Flowering Rush Survey and Eradication
Flowering Rush – General Information
Flowering Rush is a prohibited invasive weed that is a threat to our wetlands and riparian areas. It may cause a significant environmental and societal impact after it has started spreading down the South Saskatchewan River. Its tolerance to a variety of soil types and moisture levels allows it to out-compete native plants, decreasing the biodiversity of Saskatchewan’s aquatic ecosystems.
Flowering Rush can:
- Impede distribution of irrigation water
- Reduce water availability
- Interfere with boat propellers and fishing equipment
- Create a habitat for snails that cause swimmers itch
- Impact biodiversity of wetlands
- Impact fish habitat
If you are interested to find out more about the impact of Flowering Rush, check out this YouTube Video which shows the Flowering Rush Invasion of the Colombia River System.
Survey and Eradication Project
We received approval for three years of funding under the Habitat Stewardship Program through Fisheries and Oceans Canada to map occurrences and to start an eradication program. We joined forces with the Native Plant Society of Saskatchewan, the Meewasin Valley Authority, and the Saskatchewan Invasive Species Council. We adopted 45 km of the South Saskatchewan infested with Flowering Rush.
In 2018 and 2019, Sask Energy has provided additional funding for this initiative, and partners from Meewasin Valley Authority, Native Plant Society of Saskatchewan, and the Ministries of Agriculture and Environment have provided invaluable in-kind support to conduct this survey and start plant removal.
In 2018, we surveyed the South Saskatchewan River from the Alberta border to Highway 21 near Leader.

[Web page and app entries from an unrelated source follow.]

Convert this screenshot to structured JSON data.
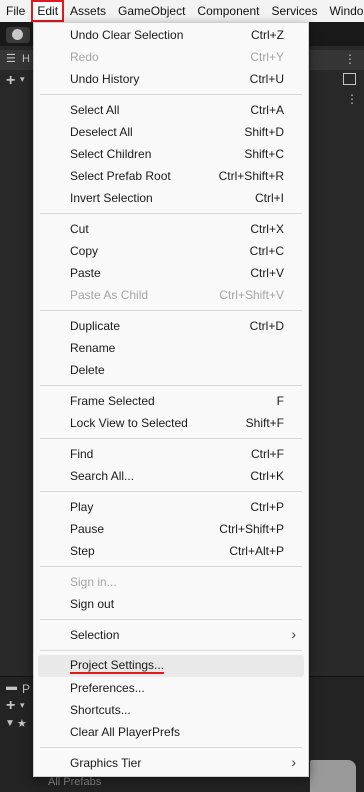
{
  "menubar": {
    "items": [
      "File",
      "Edit",
      "Assets",
      "GameObject",
      "Component",
      "Services",
      "Windo"
    ],
    "active_index": 1,
    "highlight_color": "#e0191e"
  },
  "background": {
    "left_tab_label": "H",
    "bottom_tab_label": "P",
    "bottom_hint": "All Prefabs"
  },
  "edit_menu": {
    "undo_clear_selection": {
      "label": "Undo Clear Selection",
      "shortcut": "Ctrl+Z"
    },
    "redo": {
      "label": "Redo",
      "shortcut": "Ctrl+Y"
    },
    "undo_history": {
      "label": "Undo History",
      "shortcut": "Ctrl+U"
    },
    "select_all": {
      "label": "Select All",
      "shortcut": "Ctrl+A"
    },
    "deselect_all": {
      "label": "Deselect All",
      "shortcut": "Shift+D"
    },
    "select_children": {
      "label": "Select Children",
      "shortcut": "Shift+C"
    },
    "select_prefab_root": {
      "label": "Select Prefab Root",
      "shortcut": "Ctrl+Shift+R"
    },
    "invert_selection": {
      "label": "Invert Selection",
      "shortcut": "Ctrl+I"
    },
    "cut": {
      "label": "Cut",
      "shortcut": "Ctrl+X"
    },
    "copy": {
      "label": "Copy",
      "shortcut": "Ctrl+C"
    },
    "paste": {
      "label": "Paste",
      "shortcut": "Ctrl+V"
    },
    "paste_as_child": {
      "label": "Paste As Child",
      "shortcut": "Ctrl+Shift+V"
    },
    "duplicate": {
      "label": "Duplicate",
      "shortcut": "Ctrl+D"
    },
    "rename": {
      "label": "Rename"
    },
    "delete": {
      "label": "Delete"
    },
    "frame_selected": {
      "label": "Frame Selected",
      "shortcut": "F"
    },
    "lock_view": {
      "label": "Lock View to Selected",
      "shortcut": "Shift+F"
    },
    "find": {
      "label": "Find",
      "shortcut": "Ctrl+F"
    },
    "search_all": {
      "label": "Search All...",
      "shortcut": "Ctrl+K"
    },
    "play": {
      "label": "Play",
      "shortcut": "Ctrl+P"
    },
    "pause": {
      "label": "Pause",
      "shortcut": "Ctrl+Shift+P"
    },
    "step": {
      "label": "Step",
      "shortcut": "Ctrl+Alt+P"
    },
    "sign_in": {
      "label": "Sign in..."
    },
    "sign_out": {
      "label": "Sign out"
    },
    "selection": {
      "label": "Selection"
    },
    "project_settings": {
      "label": "Project Settings..."
    },
    "preferences": {
      "label": "Preferences..."
    },
    "shortcuts": {
      "label": "Shortcuts..."
    },
    "clear_playerprefs": {
      "label": "Clear All PlayerPrefs"
    },
    "graphics_tier": {
      "label": "Graphics Tier"
    }
  }
}
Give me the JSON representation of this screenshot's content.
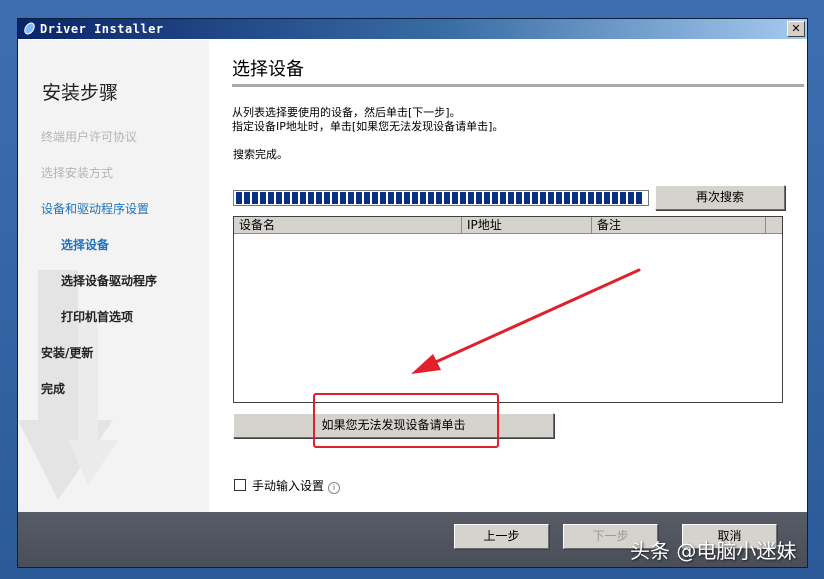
{
  "window": {
    "title": "Driver Installer",
    "close_label": "✕"
  },
  "sidebar": {
    "heading": "安装步骤",
    "steps": [
      {
        "label": "终端用户许可协议",
        "state": "done"
      },
      {
        "label": "选择安装方式",
        "state": "done"
      },
      {
        "label": "设备和驱动程序设置",
        "state": "active"
      },
      {
        "label": "选择设备",
        "state": "current"
      },
      {
        "label": "选择设备驱动程序",
        "state": "pending"
      },
      {
        "label": "打印机首选项",
        "state": "pending"
      },
      {
        "label": "安装/更新",
        "state": "pending"
      },
      {
        "label": "完成",
        "state": "pending"
      }
    ]
  },
  "main": {
    "title": "选择设备",
    "instructions": [
      "从列表选择要使用的设备，然后单击[下一步]。",
      "指定设备IP地址时，单击[如果您无法发现设备请单击]。"
    ],
    "search_status": "搜索完成。",
    "progress": 1.0,
    "research_button": "再次搜索",
    "table": {
      "columns": [
        "设备名",
        "IP地址",
        "备注"
      ],
      "rows": []
    },
    "not_found_button": "如果您无法发现设备请单击",
    "manual_input": {
      "label": "手动输入设置",
      "checked": false
    }
  },
  "footer": {
    "back_button": "上一步",
    "next_button": "下一步",
    "cancel_button": "取消",
    "next_enabled": false
  },
  "overlay": {
    "watermark": "头条 @电脑小迷妹"
  },
  "colors": {
    "accent_blue": "#1e73be",
    "highlight_red": "#e0202a",
    "progress_fill": "#0a2f86"
  }
}
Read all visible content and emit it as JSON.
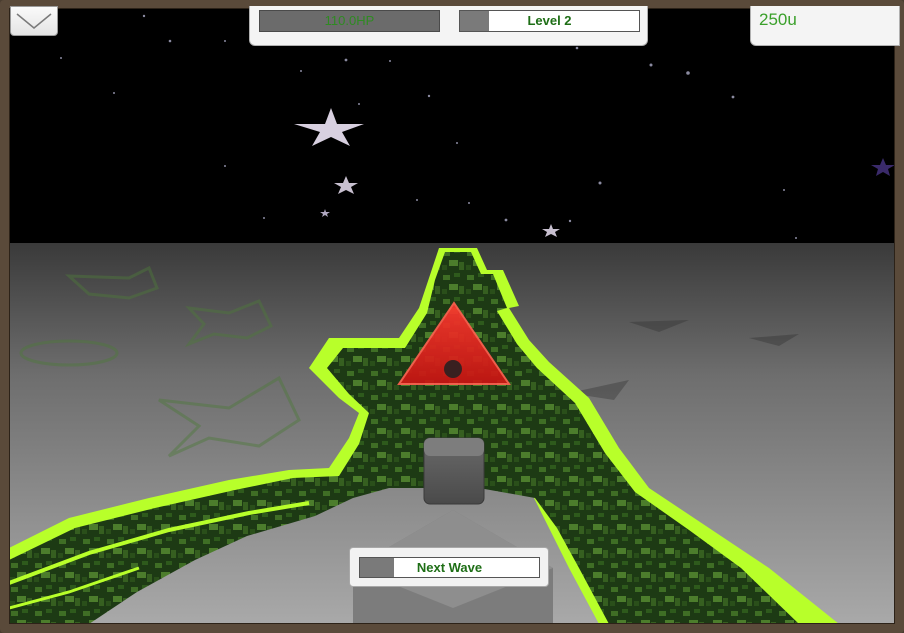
{
  "hud": {
    "health_label": "110.0HP",
    "level_label": "Level 2",
    "level_progress": 0.16,
    "money_label": "250u",
    "next_wave_label": "Next Wave",
    "next_wave_progress": 0.19,
    "menu_icon": "chevron-down-icon"
  },
  "colors": {
    "path_glow": "#b8ff2a",
    "path_fill": "#1f3a16",
    "enemy": "#e0201c",
    "hud_text_green": "#1e6e16",
    "money_green": "#3aa02a",
    "frame": "#5a4a3a"
  }
}
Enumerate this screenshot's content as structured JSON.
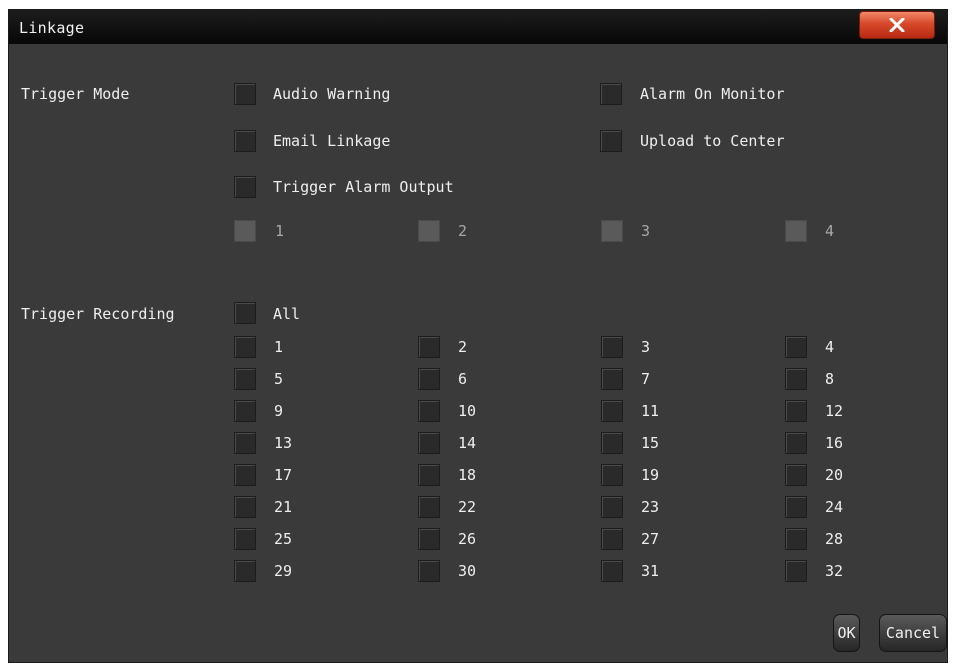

In August of 2019, 11 volunteers were on the South Saskatchewan River in canoes mapping occurrences and digging up the Flowering Rush as it was found. There is a large infestation west of the forks of the Red Deer and South Sask Rivers that the field crew was unable to address this summer. Because of the number of plants and the difficulty removing them, a larger crew will be required to work the area from the forks to the Alberta/Saskatchewan border.
In 2020, we were not able to survey by canoe due to high river levels and COVID-19 restrictions. Thankfully James Villeneuve, who works for the Saskatchewan Wildlife Federation, agreed to use his drone to survey the riverbanks for us. The river levels stymied the drone as well!
Flowering Rush YouTube Video
We created a video showcasing our efforts over the past few years. For best video quality set your video settings to HD!